Development of Gene Editing as a Permanent Cure for Wet Age-related Macular Degeneration

Glenn Yiu, MD, PhD University of California, Davis


Age-related macular degeneration (AMD) is a leading cause of blindness in the elderly, but current treatments for the “wet” form of AMD rely on frequent drug injections into the eye that are expensive and a burden for patients. This research proposal will address this healthcare crisis by developing a potential cure for wet AMD using a powerful gene-editing technology called “CRISPR.” This innovative gene-editing system can permanently change the genes that cause wet AMD, and can hopefully be used someday to save the vision of our aging population.

Project Details
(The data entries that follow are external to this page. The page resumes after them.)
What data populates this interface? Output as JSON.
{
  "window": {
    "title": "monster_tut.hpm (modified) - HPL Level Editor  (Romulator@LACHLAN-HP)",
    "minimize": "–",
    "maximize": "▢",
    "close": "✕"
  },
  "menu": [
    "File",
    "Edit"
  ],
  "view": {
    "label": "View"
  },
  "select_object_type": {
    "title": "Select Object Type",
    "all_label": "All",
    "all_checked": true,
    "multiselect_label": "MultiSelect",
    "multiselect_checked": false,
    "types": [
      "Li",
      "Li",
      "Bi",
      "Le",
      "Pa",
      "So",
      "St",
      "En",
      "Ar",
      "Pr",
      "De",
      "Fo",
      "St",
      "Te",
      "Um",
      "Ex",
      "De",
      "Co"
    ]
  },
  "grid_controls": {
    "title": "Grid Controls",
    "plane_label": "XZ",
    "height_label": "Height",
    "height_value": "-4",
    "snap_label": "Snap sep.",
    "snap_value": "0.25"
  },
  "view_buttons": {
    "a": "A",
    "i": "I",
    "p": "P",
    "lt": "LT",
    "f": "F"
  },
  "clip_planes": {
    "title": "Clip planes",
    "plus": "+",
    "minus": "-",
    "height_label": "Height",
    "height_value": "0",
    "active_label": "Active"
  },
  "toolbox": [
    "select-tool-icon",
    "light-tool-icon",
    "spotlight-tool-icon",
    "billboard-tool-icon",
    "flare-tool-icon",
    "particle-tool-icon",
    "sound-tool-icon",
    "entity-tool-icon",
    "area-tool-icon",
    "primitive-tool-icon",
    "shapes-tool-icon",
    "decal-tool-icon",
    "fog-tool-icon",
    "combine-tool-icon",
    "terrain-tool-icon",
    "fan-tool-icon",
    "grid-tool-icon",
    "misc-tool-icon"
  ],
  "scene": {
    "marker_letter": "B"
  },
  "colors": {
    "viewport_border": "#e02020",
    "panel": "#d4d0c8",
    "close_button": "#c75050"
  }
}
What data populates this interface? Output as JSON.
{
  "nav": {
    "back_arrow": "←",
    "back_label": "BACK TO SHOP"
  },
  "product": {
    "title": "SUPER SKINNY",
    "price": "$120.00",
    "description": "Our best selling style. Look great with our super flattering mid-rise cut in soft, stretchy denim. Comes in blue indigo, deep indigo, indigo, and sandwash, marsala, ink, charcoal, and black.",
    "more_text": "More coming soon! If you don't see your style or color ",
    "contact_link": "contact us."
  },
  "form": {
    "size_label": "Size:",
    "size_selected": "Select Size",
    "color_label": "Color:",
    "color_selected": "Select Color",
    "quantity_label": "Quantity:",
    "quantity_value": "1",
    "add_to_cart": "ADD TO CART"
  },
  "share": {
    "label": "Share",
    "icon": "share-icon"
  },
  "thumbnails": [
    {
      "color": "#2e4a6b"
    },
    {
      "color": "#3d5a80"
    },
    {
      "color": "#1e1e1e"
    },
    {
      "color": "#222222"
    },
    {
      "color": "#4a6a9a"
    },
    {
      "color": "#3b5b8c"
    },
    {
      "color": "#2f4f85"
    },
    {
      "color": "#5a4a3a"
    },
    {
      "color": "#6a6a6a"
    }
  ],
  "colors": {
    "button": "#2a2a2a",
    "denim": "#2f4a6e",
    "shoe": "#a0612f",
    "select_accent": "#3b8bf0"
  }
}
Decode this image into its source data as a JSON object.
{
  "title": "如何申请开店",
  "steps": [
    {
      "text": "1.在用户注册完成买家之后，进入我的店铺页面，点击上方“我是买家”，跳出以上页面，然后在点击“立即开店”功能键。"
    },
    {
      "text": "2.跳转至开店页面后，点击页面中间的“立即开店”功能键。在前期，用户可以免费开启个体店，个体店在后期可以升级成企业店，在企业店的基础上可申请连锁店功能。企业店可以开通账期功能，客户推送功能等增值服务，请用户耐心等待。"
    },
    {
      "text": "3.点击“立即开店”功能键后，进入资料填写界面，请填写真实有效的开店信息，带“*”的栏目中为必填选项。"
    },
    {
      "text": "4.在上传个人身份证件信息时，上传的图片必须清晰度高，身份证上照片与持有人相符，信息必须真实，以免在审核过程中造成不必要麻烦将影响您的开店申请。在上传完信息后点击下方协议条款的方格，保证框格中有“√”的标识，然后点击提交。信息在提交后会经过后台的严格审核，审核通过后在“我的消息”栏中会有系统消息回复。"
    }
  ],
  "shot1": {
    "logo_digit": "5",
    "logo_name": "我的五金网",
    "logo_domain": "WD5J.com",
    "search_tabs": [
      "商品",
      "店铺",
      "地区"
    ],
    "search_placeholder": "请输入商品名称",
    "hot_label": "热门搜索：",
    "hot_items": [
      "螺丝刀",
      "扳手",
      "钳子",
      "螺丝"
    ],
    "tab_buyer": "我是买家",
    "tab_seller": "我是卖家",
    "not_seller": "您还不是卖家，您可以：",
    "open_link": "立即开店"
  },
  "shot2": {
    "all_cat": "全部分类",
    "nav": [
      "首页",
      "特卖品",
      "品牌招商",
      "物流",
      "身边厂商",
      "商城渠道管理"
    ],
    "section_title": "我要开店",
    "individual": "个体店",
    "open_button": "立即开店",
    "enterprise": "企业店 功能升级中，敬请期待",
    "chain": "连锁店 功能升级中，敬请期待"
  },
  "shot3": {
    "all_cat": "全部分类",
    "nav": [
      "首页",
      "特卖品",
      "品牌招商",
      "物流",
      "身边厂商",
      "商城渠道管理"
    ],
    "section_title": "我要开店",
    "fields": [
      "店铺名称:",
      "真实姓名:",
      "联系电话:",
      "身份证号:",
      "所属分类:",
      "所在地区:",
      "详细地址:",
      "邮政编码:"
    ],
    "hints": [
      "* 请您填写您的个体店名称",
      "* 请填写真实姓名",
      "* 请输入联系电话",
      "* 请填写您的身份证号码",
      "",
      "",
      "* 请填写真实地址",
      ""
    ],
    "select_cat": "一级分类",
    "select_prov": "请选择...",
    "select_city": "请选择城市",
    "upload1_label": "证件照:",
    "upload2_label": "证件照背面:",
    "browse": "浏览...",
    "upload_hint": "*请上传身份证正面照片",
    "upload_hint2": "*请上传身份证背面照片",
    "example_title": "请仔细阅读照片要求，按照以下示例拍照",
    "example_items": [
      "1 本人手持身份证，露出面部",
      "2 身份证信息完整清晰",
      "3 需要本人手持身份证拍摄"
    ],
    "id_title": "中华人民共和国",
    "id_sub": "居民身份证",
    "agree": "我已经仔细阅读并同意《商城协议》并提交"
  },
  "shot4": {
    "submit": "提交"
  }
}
The purpose of our study is to test a new gene-editing technology called "CRISPR" to treat wet age-related macular degeneration (AMD). Unlike current wet AMD treatments, which require frequent eye injections that are invasive, costly, and a burden to patients, gene editing allows us to manipulate the genome and suppress the abnormal blood vessels that causes blindness in wet AMD. We will first design a virus that can safely and effectively deliver the CRISPR gene editing enzymes into the eye to inactivate the growth factor that leads to abnormal vessel growth in mice. Next, we will test the effectiveness of this approach in monkeys by injecting the virus into their eyes, then performing laser injury to simulate abnormal vessel growth similar to wet AMD in humans, to see if CRISPR-based gene editing can suppress these abnormal vessels and permanently eliminate the need for eye injections. Finally, we will also carefully study the safety of gene editing by evaluating the risk of collateral damage from off-target mutations, as well as potential host immune responses which can inactivate the gene editing system. Together, our studies demonstrate a true “bench to benchside” adaptation of CRISPR-based gene editing from experiments in a test tube, to animal testing in mice, and to pre-clinical testing in primates. Importantly, the ability to permanently suppress these abnormal vessel growth factors will provide not just a treatment, but a true cure for wet AMD and similar retinal conditions that require eye injections. Once complete, our studies will provide a better understanding of using gene editing technology to eliminate need for eye injections, and a framework for human testing and clinical trials for curing wet AMD.